In 1918, the world was hit by one of the most serious pandemics of all time, the Spanish Influenza. It’s thought over 50 million or more people died around the world. In Spokane, one estimate had 1,000 or more Spokane citizens succumbing, with up to 17,000 affected by the time the flu had run its course.
By early October of that year, Spokane Health Officer, Dr. John Anderson, trying to keep the spread of the disease limited, ordered that all schools, theatres, places of amusement, dance halls, churches, conventions and other meeting places were prohibited until further notice. Even funerals and weddings were restricted in the numbers that could attend. Spokane County Health Officer, Albert Stuht, followed suit with a similar order.
Naturally, football took a back seat to the health concerns of the community. Both Lewis & Clark and North Central had games scheduled that were to have taken place in October, but fearing for the health of the players, those contests were canceled.
After seven weeks of quarantine, schools opened again on November 25th. LC and NC decided to take to the football field for their one chance to have a game in 1918, and scheduled a Thanksgiving Day contest to be held at the Spokane Interstate Fairgrounds. Coaches Leonard Elder at Lewis & Clark and Sam Moyer of North Central had just a few days to get their players ready before the big game.
On November 28 the two schools met and approximately 2,000 people turned out to see favored North Central come away with a 23-7 victory. Aside from the game itself, the chance to meet and mingle with friends and schoolmates once again without fear of falling ill was undoubtedly a big feature of the day.
If you’re a fan of local sports history, you are going to love this site.
If you just want to find out who was on the 1982 all-GSL team, or how many wins Billy Frazier compiled as the coach at Gonzaga Prep, or how the Rogers football team fared in 1932, you are going to love this site.
If you just like to look through old high school sports photos, you are going to love this site.
We have asked Bill Pierce to share his incredible database of records of Spokane-area high school sports teams. Over the years, he has compiled information on nearly every football season in Spokane high school history. His records on girls and boys basketball is even more complete. For many years, Bill has been a great resource for area writers, broadcasters, coaches and athletic administrators. Now he will share his information with everyone.

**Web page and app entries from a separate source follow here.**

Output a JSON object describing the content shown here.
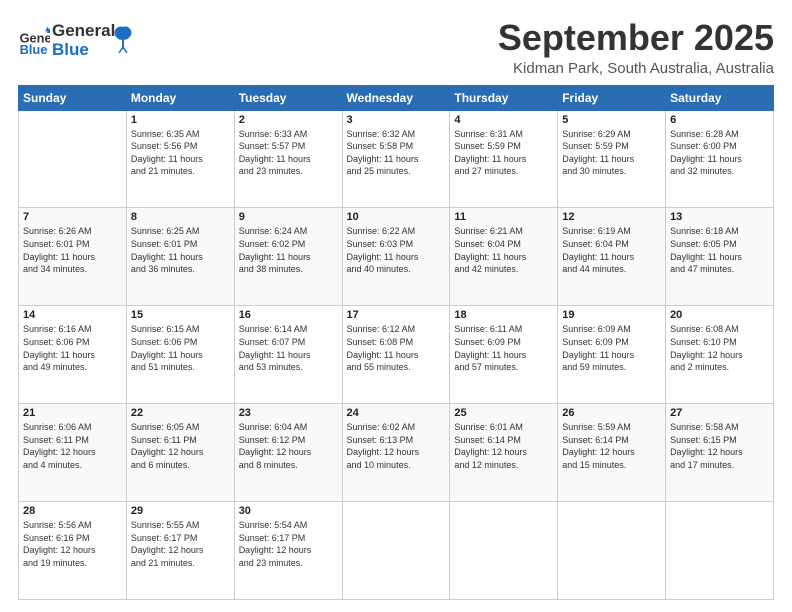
{
  "logo": {
    "line1": "General",
    "line2": "Blue"
  },
  "title": "September 2025",
  "location": "Kidman Park, South Australia, Australia",
  "weekdays": [
    "Sunday",
    "Monday",
    "Tuesday",
    "Wednesday",
    "Thursday",
    "Friday",
    "Saturday"
  ],
  "weeks": [
    [
      {
        "day": "",
        "info": ""
      },
      {
        "day": "1",
        "info": "Sunrise: 6:35 AM\nSunset: 5:56 PM\nDaylight: 11 hours\nand 21 minutes."
      },
      {
        "day": "2",
        "info": "Sunrise: 6:33 AM\nSunset: 5:57 PM\nDaylight: 11 hours\nand 23 minutes."
      },
      {
        "day": "3",
        "info": "Sunrise: 6:32 AM\nSunset: 5:58 PM\nDaylight: 11 hours\nand 25 minutes."
      },
      {
        "day": "4",
        "info": "Sunrise: 6:31 AM\nSunset: 5:59 PM\nDaylight: 11 hours\nand 27 minutes."
      },
      {
        "day": "5",
        "info": "Sunrise: 6:29 AM\nSunset: 5:59 PM\nDaylight: 11 hours\nand 30 minutes."
      },
      {
        "day": "6",
        "info": "Sunrise: 6:28 AM\nSunset: 6:00 PM\nDaylight: 11 hours\nand 32 minutes."
      }
    ],
    [
      {
        "day": "7",
        "info": "Sunrise: 6:26 AM\nSunset: 6:01 PM\nDaylight: 11 hours\nand 34 minutes."
      },
      {
        "day": "8",
        "info": "Sunrise: 6:25 AM\nSunset: 6:01 PM\nDaylight: 11 hours\nand 36 minutes."
      },
      {
        "day": "9",
        "info": "Sunrise: 6:24 AM\nSunset: 6:02 PM\nDaylight: 11 hours\nand 38 minutes."
      },
      {
        "day": "10",
        "info": "Sunrise: 6:22 AM\nSunset: 6:03 PM\nDaylight: 11 hours\nand 40 minutes."
      },
      {
        "day": "11",
        "info": "Sunrise: 6:21 AM\nSunset: 6:04 PM\nDaylight: 11 hours\nand 42 minutes."
      },
      {
        "day": "12",
        "info": "Sunrise: 6:19 AM\nSunset: 6:04 PM\nDaylight: 11 hours\nand 44 minutes."
      },
      {
        "day": "13",
        "info": "Sunrise: 6:18 AM\nSunset: 6:05 PM\nDaylight: 11 hours\nand 47 minutes."
      }
    ],
    [
      {
        "day": "14",
        "info": "Sunrise: 6:16 AM\nSunset: 6:06 PM\nDaylight: 11 hours\nand 49 minutes."
      },
      {
        "day": "15",
        "info": "Sunrise: 6:15 AM\nSunset: 6:06 PM\nDaylight: 11 hours\nand 51 minutes."
      },
      {
        "day": "16",
        "info": "Sunrise: 6:14 AM\nSunset: 6:07 PM\nDaylight: 11 hours\nand 53 minutes."
      },
      {
        "day": "17",
        "info": "Sunrise: 6:12 AM\nSunset: 6:08 PM\nDaylight: 11 hours\nand 55 minutes."
      },
      {
        "day": "18",
        "info": "Sunrise: 6:11 AM\nSunset: 6:09 PM\nDaylight: 11 hours\nand 57 minutes."
      },
      {
        "day": "19",
        "info": "Sunrise: 6:09 AM\nSunset: 6:09 PM\nDaylight: 11 hours\nand 59 minutes."
      },
      {
        "day": "20",
        "info": "Sunrise: 6:08 AM\nSunset: 6:10 PM\nDaylight: 12 hours\nand 2 minutes."
      }
    ],
    [
      {
        "day": "21",
        "info": "Sunrise: 6:06 AM\nSunset: 6:11 PM\nDaylight: 12 hours\nand 4 minutes."
      },
      {
        "day": "22",
        "info": "Sunrise: 6:05 AM\nSunset: 6:11 PM\nDaylight: 12 hours\nand 6 minutes."
      },
      {
        "day": "23",
        "info": "Sunrise: 6:04 AM\nSunset: 6:12 PM\nDaylight: 12 hours\nand 8 minutes."
      },
      {
        "day": "24",
        "info": "Sunrise: 6:02 AM\nSunset: 6:13 PM\nDaylight: 12 hours\nand 10 minutes."
      },
      {
        "day": "25",
        "info": "Sunrise: 6:01 AM\nSunset: 6:14 PM\nDaylight: 12 hours\nand 12 minutes."
      },
      {
        "day": "26",
        "info": "Sunrise: 5:59 AM\nSunset: 6:14 PM\nDaylight: 12 hours\nand 15 minutes."
      },
      {
        "day": "27",
        "info": "Sunrise: 5:58 AM\nSunset: 6:15 PM\nDaylight: 12 hours\nand 17 minutes."
      }
    ],
    [
      {
        "day": "28",
        "info": "Sunrise: 5:56 AM\nSunset: 6:16 PM\nDaylight: 12 hours\nand 19 minutes."
      },
      {
        "day": "29",
        "info": "Sunrise: 5:55 AM\nSunset: 6:17 PM\nDaylight: 12 hours\nand 21 minutes."
      },
      {
        "day": "30",
        "info": "Sunrise: 5:54 AM\nSunset: 6:17 PM\nDaylight: 12 hours\nand 23 minutes."
      },
      {
        "day": "",
        "info": ""
      },
      {
        "day": "",
        "info": ""
      },
      {
        "day": "",
        "info": ""
      },
      {
        "day": "",
        "info": ""
      }
    ]
  ]
}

Web team members Gina Boysun and Dan Gayle have laid the programming groundwork to present Bill’s data. Because of the enormity of the task, the team has started with just football. More and more data will be added as the high school season rolls on.
In addition to the data, we will present archive photos and Bill Pierce’s blog, which will appear in this space. Bill will share information he has learned over the years through tireless research. He loves the hunt and when he goes into newspaper archives, or yearbook archives, he pieces together a history that readers should enjoy.

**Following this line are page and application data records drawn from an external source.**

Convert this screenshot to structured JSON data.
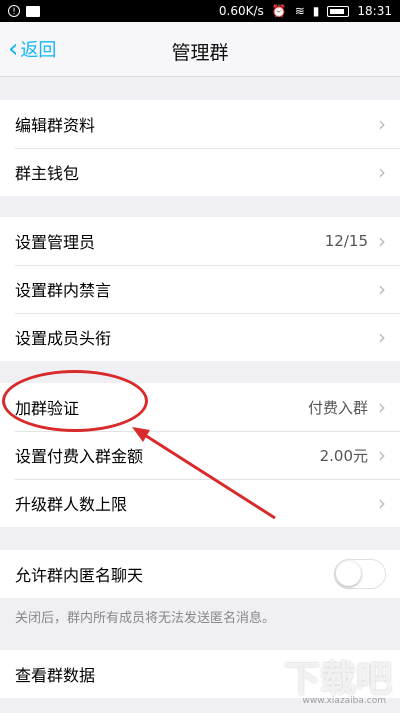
{
  "status_bar": {
    "speed": "0.60K/s",
    "time": "18:31"
  },
  "nav": {
    "back_label": "返回",
    "title": "管理群"
  },
  "groups": {
    "g1": [
      {
        "label": "编辑群资料"
      },
      {
        "label": "群主钱包"
      }
    ],
    "g2": [
      {
        "label": "设置管理员",
        "value": "12/15"
      },
      {
        "label": "设置群内禁言"
      },
      {
        "label": "设置成员头衔"
      }
    ],
    "g3": [
      {
        "label": "加群验证",
        "value": "付费入群"
      },
      {
        "label": "设置付费入群金额",
        "value": "2.00元"
      },
      {
        "label": "升级群人数上限"
      }
    ],
    "g4": [
      {
        "label": "允许群内匿名聊天",
        "toggle_on": false
      }
    ],
    "g4_note": "关闭后，群内所有成员将无法发送匿名消息。",
    "g5": [
      {
        "label": "查看群数据"
      }
    ]
  },
  "icons": {
    "chevron": "chevron-right-icon",
    "back": "chevron-left-icon"
  },
  "colors": {
    "accent": "#12b7f5",
    "annotation": "#d82a2a",
    "background": "#efeff4"
  },
  "watermark": {
    "text": "下载吧",
    "sub": "www.xiazaiba.com"
  }
}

Joe Palmquist, sports editor
Full medal results are now posted, including the Championship Finals.
The Spokesman-Review has three people at Mat Classic in the Tacoma Dome and will bring results of Friday's quarterfinals and Saturday's trophy matches. Check back here for updates throughout the tournament.

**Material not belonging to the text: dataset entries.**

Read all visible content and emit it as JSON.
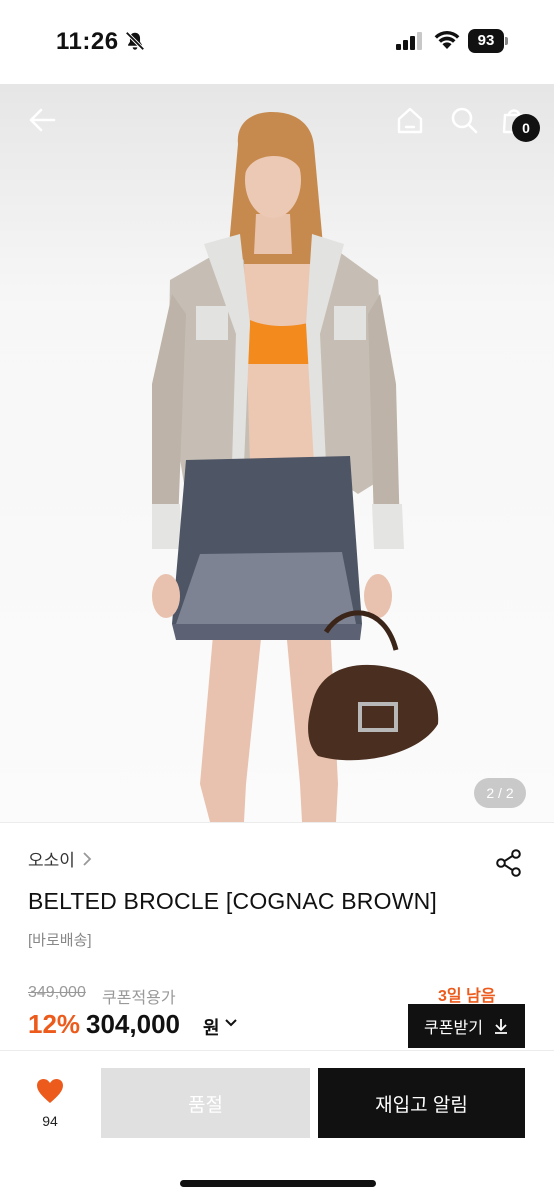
{
  "status_bar": {
    "time": "11:26",
    "battery": "93"
  },
  "nav": {
    "cart_count": "0"
  },
  "gallery": {
    "page_indicator": "2 / 2"
  },
  "product": {
    "brand": "오소이",
    "name": "BELTED BROCLE [COGNAC BROWN]",
    "shipping_tag": "[바로배송]"
  },
  "price": {
    "original": "349,000",
    "coupon_label": "쿠폰적용가",
    "days_left": "3일 남음",
    "discount": "12%",
    "sale": "304,000",
    "currency": "원",
    "coupon_button": "쿠폰받기"
  },
  "bottom_bar": {
    "like_count": "94",
    "soldout_label": "품절",
    "restock_label": "재입고 알림"
  },
  "colors": {
    "accent": "#ec5b1c",
    "black": "#111111",
    "disabled": "#e0e0e0"
  },
  "icons": [
    "bell-off-icon",
    "signal-icon",
    "wifi-icon",
    "battery-icon",
    "back-arrow-icon",
    "home-icon",
    "search-icon",
    "bag-icon",
    "share-icon",
    "chevron-down-icon",
    "download-icon",
    "heart-icon"
  ]
}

The much anticipated football tab appeared in the newspaper today. If you're truly a fan it's a must purchase. Just bypass that tiny mocha for a day. Anyhow, if you want to see our work online, go here. Pictured above is Central Valley coach Rick Giampietri working with some linemen.